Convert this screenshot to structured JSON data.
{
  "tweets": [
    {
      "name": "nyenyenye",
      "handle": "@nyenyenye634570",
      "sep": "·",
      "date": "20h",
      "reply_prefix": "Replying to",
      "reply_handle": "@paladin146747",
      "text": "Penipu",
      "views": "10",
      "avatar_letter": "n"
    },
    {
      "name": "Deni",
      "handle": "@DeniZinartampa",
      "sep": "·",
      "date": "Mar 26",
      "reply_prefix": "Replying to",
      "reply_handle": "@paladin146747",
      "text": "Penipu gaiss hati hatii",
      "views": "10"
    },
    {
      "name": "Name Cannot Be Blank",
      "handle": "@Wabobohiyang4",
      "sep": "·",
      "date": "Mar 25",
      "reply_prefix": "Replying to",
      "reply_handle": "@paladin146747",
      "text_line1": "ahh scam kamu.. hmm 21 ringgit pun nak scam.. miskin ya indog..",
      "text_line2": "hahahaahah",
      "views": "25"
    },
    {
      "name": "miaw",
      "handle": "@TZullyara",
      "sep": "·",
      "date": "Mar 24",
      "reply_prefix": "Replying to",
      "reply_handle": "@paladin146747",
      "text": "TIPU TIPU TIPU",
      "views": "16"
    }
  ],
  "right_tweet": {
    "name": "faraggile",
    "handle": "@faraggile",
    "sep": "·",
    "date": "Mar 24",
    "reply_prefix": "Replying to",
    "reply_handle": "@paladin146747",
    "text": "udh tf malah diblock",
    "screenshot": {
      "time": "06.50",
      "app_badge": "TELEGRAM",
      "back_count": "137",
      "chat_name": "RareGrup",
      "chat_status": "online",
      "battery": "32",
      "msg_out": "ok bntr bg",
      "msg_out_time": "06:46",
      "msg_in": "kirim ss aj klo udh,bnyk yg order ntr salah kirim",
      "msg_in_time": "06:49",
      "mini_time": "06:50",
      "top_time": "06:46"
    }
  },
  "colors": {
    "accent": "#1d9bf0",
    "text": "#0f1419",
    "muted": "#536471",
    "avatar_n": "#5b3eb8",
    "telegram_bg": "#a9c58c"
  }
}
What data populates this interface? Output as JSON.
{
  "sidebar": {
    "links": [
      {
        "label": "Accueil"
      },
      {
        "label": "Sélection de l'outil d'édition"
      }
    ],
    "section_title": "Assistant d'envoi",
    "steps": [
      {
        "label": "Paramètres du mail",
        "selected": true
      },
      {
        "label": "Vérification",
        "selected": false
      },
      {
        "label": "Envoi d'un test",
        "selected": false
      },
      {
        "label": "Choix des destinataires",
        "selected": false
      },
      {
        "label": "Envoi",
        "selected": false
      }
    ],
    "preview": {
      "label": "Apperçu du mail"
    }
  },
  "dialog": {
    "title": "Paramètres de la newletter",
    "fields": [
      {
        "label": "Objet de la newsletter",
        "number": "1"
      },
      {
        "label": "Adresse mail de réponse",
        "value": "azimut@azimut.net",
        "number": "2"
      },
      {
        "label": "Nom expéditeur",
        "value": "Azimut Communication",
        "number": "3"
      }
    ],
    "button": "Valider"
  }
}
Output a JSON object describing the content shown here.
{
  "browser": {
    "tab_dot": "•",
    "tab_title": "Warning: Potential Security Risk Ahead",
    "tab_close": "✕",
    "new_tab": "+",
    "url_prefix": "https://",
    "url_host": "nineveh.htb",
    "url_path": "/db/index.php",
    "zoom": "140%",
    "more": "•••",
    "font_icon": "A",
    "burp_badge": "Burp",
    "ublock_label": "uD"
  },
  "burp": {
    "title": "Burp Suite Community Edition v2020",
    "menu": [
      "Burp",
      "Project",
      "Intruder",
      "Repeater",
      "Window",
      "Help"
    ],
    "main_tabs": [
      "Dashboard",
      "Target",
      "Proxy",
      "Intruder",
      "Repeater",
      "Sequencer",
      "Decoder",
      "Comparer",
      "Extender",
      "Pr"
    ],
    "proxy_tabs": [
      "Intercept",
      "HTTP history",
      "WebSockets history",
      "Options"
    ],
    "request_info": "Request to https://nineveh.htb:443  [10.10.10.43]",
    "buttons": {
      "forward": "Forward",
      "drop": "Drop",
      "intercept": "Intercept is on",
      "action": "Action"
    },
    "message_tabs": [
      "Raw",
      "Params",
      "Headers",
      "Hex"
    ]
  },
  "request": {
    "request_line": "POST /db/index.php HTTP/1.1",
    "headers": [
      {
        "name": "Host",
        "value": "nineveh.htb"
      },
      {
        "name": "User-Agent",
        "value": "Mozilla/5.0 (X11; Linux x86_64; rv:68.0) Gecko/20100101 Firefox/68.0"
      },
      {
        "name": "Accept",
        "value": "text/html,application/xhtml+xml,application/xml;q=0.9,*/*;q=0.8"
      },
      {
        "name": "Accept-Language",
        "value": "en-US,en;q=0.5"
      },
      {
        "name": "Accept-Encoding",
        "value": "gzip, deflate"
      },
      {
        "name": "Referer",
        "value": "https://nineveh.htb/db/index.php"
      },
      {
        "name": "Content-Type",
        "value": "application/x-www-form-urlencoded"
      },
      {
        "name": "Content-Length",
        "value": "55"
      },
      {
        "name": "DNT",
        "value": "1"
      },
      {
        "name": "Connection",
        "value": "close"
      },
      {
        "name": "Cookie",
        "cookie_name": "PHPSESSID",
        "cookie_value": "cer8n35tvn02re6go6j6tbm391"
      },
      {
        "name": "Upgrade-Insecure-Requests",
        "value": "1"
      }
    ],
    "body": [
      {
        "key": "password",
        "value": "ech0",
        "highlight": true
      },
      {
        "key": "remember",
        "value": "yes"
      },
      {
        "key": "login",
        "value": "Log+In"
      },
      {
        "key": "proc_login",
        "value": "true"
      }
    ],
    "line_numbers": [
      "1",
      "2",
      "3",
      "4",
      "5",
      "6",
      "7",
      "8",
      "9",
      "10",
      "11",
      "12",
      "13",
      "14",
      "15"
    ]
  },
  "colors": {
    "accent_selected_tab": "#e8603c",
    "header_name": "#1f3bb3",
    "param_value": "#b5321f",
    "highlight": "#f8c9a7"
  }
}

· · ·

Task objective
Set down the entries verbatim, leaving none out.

Your solution
Convert this screenshot to structured JSON data.
{
  "tweets": [
    {
      "name": "nyenyenye",
      "handle": "@nyenyenye634570",
      "sep": "·",
      "date": "20h",
      "reply_prefix": "Replying to",
      "reply_handle": "@paladin146747",
      "text": "Penipu",
      "views": "10",
      "avatar_letter": "n"
    },
    {
      "name": "Deni",
      "handle": "@DeniZinartampa",
      "sep": "·",
      "date": "Mar 26",
      "reply_prefix": "Replying to",
      "reply_handle": "@paladin146747",
      "text": "Penipu gaiss hati hatii",
      "views": "10"
    },
    {
      "name": "Name Cannot Be Blank",
      "handle": "@Wabobohiyang4",
      "sep": "·",
      "date": "Mar 25",
      "reply_prefix": "Replying to",
      "reply_handle": "@paladin146747",
      "text_line1": "ahh scam kamu.. hmm 21 ringgit pun nak scam.. miskin ya indog..",
      "text_line2": "hahahaahah",
      "views": "25"
    },
    {
      "name": "miaw",
      "handle": "@TZullyara",
      "sep": "·",
      "date": "Mar 24",
      "reply_prefix": "Replying to",
      "reply_handle": "@paladin146747",
      "text": "TIPU TIPU TIPU",
      "views": "16"
    }
  ],
  "right_tweet": {
    "name": "faraggile",
    "handle": "@faraggile",
    "sep": "·",
    "date": "Mar 24",
    "reply_prefix": "Replying to",
    "reply_handle": "@paladin146747",
    "text": "udh tf malah diblock",
    "screenshot": {
      "time": "06.50",
      "app_badge": "TELEGRAM",
      "back_count": "137",
      "chat_name": "RareGrup",
      "chat_status": "online",
      "battery": "32",
      "msg_out": "ok bntr bg",
      "msg_out_time": "06:46",
      "msg_in": "kirim ss aj klo udh,bnyk yg order ntr salah kirim",
      "msg_in_time": "06:49",
      "mini_time": "06:50",
      "top_time": "06:46"
    }
  },
  "colors": {
    "accent": "#1d9bf0",
    "text": "#0f1419",
    "muted": "#536471",
    "avatar_n": "#5b3eb8",
    "telegram_bg": "#a9c58c"
  }
}
What data populates this interface? Output as JSON.
{
  "sidebar": {
    "links": [
      {
        "label": "Accueil"
      },
      {
        "label": "Sélection de l'outil d'édition"
      }
    ],
    "section_title": "Assistant d'envoi",
    "steps": [
      {
        "label": "Paramètres du mail",
        "selected": true
      },
      {
        "label": "Vérification",
        "selected": false
      },
      {
        "label": "Envoi d'un test",
        "selected": false
      },
      {
        "label": "Choix des destinataires",
        "selected": false
      },
      {
        "label": "Envoi",
        "selected": false
      }
    ],
    "preview": {
      "label": "Apperçu du mail"
    }
  },
  "dialog": {
    "title": "Paramètres de la newletter",
    "fields": [
      {
        "label": "Objet de la newsletter",
        "number": "1"
      },
      {
        "label": "Adresse mail de réponse",
        "value": "azimut@azimut.net",
        "number": "2"
      },
      {
        "label": "Nom expéditeur",
        "value": "Azimut Communication",
        "number": "3"
      }
    ],
    "button": "Valider"
  }
}
Output a JSON object describing the content shown here.
{
  "browser": {
    "tab_dot": "•",
    "tab_title": "Warning: Potential Security Risk Ahead",
    "tab_close": "✕",
    "new_tab": "+",
    "url_prefix": "https://",
    "url_host": "nineveh.htb",
    "url_path": "/db/index.php",
    "zoom": "140%",
    "more": "•••",
    "font_icon": "A",
    "burp_badge": "Burp",
    "ublock_label": "uD"
  },
  "burp": {
    "title": "Burp Suite Community Edition v2020",
    "menu": [
      "Burp",
      "Project",
      "Intruder",
      "Repeater",
      "Window",
      "Help"
    ],
    "main_tabs": [
      "Dashboard",
      "Target",
      "Proxy",
      "Intruder",
      "Repeater",
      "Sequencer",
      "Decoder",
      "Comparer",
      "Extender",
      "Pr"
    ],
    "proxy_tabs": [
      "Intercept",
      "HTTP history",
      "WebSockets history",
      "Options"
    ],
    "request_info": "Request to https://nineveh.htb:443  [10.10.10.43]",
    "buttons": {
      "forward": "Forward",
      "drop": "Drop",
      "intercept": "Intercept is on",
      "action": "Action"
    },
    "message_tabs": [
      "Raw",
      "Params",
      "Headers",
      "Hex"
    ]
  },
  "request": {
    "request_line": "POST /db/index.php HTTP/1.1",
    "headers": [
      {
        "name": "Host",
        "value": "nineveh.htb"
      },
      {
        "name": "User-Agent",
        "value": "Mozilla/5.0 (X11; Linux x86_64; rv:68.0) Gecko/20100101 Firefox/68.0"
      },
      {
        "name": "Accept",
        "value": "text/html,application/xhtml+xml,application/xml;q=0.9,*/*;q=0.8"
      },
      {
        "name": "Accept-Language",
        "value": "en-US,en;q=0.5"
      },
      {
        "name": "Accept-Encoding",
        "value": "gzip, deflate"
      },
      {
        "name": "Referer",
        "value": "https://nineveh.htb/db/index.php"
      },
      {
        "name": "Content-Type",
        "value": "application/x-www-form-urlencoded"
      },
      {
        "name": "Content-Length",
        "value": "55"
      },
      {
        "name": "DNT",
        "value": "1"
      },
      {
        "name": "Connection",
        "value": "close"
      },
      {
        "name": "Cookie",
        "cookie_name": "PHPSESSID",
        "cookie_value": "cer8n35tvn02re6go6j6tbm391"
      },
      {
        "name": "Upgrade-Insecure-Requests",
        "value": "1"
      }
    ],
    "body": [
      {
        "key": "password",
        "value": "ech0",
        "highlight": true
      },
      {
        "key": "remember",
        "value": "yes"
      },
      {
        "key": "login",
        "value": "Log+In"
      },
      {
        "key": "proc_login",
        "value": "true"
      }
    ],
    "line_numbers": [
      "1",
      "2",
      "3",
      "4",
      "5",
      "6",
      "7",
      "8",
      "9",
      "10",
      "11",
      "12",
      "13",
      "14",
      "15"
    ]
  },
  "colors": {
    "accent_selected_tab": "#e8603c",
    "header_name": "#1f3bb3",
    "param_value": "#b5321f",
    "highlight": "#f8c9a7"
  }
}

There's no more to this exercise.